Let’s start with the actual watercolours by Isaro. I love these paints, partly I admit, because of the romance of their production but also because they perform beautifully when used traditionally. What blows me away is that they are robust enough to use with unusual applications. Let’s not pretend these are as tough as acrylics but they go from subtle to vivid with ease . Wet on wet can be magical especially with unusual colour pairings.They respond superbly to the watercolourists guilty secrets, cling film and bubble wrap. The special effects can be subtle and vivid within millimetres of one another.

Talking VIVID as we were moments ago Dr P H Martins Hydrus watercolour is the go-to for pop and glaze. I loved the effects I got with it when I painted the views of the walk home from a hard nights on-call at BartsHeartCentre.

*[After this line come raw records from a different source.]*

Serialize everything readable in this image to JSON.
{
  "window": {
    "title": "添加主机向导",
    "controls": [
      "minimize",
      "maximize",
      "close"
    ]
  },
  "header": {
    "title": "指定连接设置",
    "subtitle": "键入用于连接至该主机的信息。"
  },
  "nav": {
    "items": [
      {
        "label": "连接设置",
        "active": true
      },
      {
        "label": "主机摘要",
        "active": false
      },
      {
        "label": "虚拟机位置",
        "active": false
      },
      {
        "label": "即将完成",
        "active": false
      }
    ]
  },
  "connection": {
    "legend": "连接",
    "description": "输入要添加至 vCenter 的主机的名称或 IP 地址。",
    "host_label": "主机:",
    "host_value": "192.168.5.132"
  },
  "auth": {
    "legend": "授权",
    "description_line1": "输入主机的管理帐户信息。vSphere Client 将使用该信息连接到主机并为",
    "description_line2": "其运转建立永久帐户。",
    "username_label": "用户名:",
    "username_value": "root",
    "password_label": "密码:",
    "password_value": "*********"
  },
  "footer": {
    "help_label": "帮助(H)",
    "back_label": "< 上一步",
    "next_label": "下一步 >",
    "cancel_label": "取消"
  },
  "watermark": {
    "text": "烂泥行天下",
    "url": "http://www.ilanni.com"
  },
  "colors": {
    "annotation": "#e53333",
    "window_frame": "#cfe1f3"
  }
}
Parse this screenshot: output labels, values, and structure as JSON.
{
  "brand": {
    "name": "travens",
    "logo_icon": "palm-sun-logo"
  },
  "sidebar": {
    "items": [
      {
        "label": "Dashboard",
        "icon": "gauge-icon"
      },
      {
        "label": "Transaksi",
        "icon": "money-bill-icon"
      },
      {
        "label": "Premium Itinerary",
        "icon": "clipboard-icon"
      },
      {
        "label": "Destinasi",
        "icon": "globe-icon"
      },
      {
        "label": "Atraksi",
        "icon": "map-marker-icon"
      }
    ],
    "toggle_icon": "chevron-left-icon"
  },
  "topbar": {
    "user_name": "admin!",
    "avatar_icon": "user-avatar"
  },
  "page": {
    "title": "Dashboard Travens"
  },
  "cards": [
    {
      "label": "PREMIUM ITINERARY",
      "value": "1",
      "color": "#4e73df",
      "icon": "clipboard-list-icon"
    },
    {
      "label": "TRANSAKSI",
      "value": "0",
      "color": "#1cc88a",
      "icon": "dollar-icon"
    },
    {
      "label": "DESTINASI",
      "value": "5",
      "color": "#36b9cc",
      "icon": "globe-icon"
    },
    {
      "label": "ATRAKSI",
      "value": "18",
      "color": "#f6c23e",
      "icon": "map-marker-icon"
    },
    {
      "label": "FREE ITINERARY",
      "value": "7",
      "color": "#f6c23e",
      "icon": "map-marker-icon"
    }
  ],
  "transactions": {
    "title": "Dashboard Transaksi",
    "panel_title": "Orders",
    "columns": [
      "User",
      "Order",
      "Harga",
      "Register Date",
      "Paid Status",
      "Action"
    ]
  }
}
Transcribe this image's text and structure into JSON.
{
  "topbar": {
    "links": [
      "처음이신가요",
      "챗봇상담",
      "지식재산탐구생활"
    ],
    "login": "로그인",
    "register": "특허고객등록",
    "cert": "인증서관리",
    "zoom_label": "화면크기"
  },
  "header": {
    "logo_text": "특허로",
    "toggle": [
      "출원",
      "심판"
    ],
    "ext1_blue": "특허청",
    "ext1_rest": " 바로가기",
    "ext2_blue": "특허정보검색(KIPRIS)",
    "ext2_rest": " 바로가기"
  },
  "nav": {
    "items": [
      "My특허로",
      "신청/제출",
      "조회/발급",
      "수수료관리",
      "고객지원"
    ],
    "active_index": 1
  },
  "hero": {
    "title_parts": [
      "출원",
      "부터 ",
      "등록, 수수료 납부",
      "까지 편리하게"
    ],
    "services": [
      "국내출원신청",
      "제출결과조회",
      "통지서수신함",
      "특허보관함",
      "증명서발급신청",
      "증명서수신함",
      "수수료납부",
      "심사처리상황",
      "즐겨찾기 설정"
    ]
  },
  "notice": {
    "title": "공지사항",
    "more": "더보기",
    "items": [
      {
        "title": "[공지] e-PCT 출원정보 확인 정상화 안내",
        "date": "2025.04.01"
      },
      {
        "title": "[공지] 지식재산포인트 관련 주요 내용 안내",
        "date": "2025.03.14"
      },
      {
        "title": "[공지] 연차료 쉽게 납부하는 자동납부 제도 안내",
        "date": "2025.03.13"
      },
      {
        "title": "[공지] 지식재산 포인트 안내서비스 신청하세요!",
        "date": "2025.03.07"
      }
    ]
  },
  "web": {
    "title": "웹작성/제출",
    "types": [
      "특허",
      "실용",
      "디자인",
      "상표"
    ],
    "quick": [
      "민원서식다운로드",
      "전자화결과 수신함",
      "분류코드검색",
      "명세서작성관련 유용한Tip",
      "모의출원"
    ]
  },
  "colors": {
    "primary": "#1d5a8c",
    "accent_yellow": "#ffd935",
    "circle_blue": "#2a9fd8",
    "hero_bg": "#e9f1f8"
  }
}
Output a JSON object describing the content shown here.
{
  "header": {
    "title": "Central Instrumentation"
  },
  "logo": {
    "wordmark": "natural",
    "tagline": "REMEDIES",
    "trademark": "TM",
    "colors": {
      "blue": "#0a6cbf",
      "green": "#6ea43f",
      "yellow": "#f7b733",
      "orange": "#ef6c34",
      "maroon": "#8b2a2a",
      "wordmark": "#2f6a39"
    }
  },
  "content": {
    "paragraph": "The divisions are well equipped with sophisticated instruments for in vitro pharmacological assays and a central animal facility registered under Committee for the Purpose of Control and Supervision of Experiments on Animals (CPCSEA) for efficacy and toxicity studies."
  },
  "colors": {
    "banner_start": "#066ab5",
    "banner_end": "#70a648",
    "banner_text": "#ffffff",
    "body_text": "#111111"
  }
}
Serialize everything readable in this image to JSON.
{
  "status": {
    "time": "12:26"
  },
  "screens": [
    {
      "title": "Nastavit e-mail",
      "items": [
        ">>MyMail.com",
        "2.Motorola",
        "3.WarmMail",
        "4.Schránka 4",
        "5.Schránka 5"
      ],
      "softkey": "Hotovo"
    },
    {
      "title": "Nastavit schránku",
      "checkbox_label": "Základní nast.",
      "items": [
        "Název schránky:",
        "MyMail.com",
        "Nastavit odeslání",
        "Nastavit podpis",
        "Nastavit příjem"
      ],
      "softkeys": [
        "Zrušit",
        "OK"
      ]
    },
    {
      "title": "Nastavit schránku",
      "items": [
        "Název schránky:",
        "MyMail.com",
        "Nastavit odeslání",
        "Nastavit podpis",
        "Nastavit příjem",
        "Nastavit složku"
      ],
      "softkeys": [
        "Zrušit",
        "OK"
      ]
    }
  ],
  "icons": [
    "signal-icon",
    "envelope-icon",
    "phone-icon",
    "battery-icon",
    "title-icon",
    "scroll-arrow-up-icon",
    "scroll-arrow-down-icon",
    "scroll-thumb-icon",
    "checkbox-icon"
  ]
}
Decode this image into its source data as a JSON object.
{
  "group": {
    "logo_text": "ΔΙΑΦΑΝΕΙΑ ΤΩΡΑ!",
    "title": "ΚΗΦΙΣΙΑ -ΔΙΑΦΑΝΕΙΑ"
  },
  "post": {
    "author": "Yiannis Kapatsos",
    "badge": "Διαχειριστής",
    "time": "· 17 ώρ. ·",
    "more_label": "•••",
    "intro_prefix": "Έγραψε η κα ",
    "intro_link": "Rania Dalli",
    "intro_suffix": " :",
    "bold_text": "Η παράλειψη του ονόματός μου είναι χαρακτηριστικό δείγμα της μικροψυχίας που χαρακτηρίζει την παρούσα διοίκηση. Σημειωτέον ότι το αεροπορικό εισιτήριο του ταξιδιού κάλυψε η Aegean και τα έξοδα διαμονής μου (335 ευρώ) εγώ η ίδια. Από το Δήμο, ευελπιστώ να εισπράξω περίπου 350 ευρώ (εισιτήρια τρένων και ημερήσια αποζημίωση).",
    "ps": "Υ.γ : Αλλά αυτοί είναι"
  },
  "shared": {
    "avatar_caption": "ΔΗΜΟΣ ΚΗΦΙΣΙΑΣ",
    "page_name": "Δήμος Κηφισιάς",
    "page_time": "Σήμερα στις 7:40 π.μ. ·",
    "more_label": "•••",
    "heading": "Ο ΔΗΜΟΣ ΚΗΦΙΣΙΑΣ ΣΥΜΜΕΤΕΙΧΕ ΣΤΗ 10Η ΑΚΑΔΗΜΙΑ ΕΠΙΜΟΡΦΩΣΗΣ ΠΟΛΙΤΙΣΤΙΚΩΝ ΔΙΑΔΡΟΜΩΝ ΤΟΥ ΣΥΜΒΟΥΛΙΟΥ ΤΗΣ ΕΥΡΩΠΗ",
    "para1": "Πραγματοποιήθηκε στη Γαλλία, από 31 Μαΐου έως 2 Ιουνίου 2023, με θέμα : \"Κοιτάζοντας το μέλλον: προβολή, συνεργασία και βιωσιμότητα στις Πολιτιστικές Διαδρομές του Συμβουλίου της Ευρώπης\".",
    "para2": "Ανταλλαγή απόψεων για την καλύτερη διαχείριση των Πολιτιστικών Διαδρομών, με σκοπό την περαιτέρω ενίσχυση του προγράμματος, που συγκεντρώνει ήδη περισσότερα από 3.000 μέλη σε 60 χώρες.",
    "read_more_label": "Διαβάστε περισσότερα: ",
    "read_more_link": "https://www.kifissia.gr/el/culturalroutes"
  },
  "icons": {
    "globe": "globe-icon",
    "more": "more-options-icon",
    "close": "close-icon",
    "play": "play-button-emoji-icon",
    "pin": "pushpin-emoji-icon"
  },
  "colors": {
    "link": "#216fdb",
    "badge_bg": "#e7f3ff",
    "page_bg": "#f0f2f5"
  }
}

After On-call https://www.bartshealth.nhs.uk/cardiovascular

I use Dr PH Martin’s when I’m a bit timid about saving a painting when it is heading in the muddy direction. A quick layer of Hydrus can make a painting sing, and get me back on track.

MUDDY leads me nicely to the woe that is the lot of a novice watercolourist . Watercolours can go from manageable to mud in an instant. I’ve found that when I hit the mud zone a quick swap to the Arteza Watercolour Pens can resolve the problem. Not every time, of course, muddy can quickly slip into a quagmire and for those occasions only a bin will do. I have not yet used them exclusively for a painting

Fabulous paints are one part of the story, skill and technique are the things that need to be honed now. I’ve had some lucky breaks but fruits that look like a fanny and a sheep that could be a rockstar are moments to reflect on. Loose is the word most often bandied about in watercolour classes. By taking a slightly mixed format approach I think I would use the word serendipity alongside the ‘L’ word. I love to watch these slightly different watercolour formats jostle with each other on the paper. Sometimes they do half the creative work for me.

Figs from Plymouth’s historic market http://www.plymouthmarket.co.uk/

Rockstar sheep https://greyface-dartmoor.org.uk/

And finally an old school friend , Fred, we knew each other years ago when I was first taking tentative steps into watercolours. Social media keeps us in touch, I painted this from a photo on his Facebook page, this portrait is the first I have attempted since my delayed return to the medium. this was painted just using Isaro watercolour in Sepia.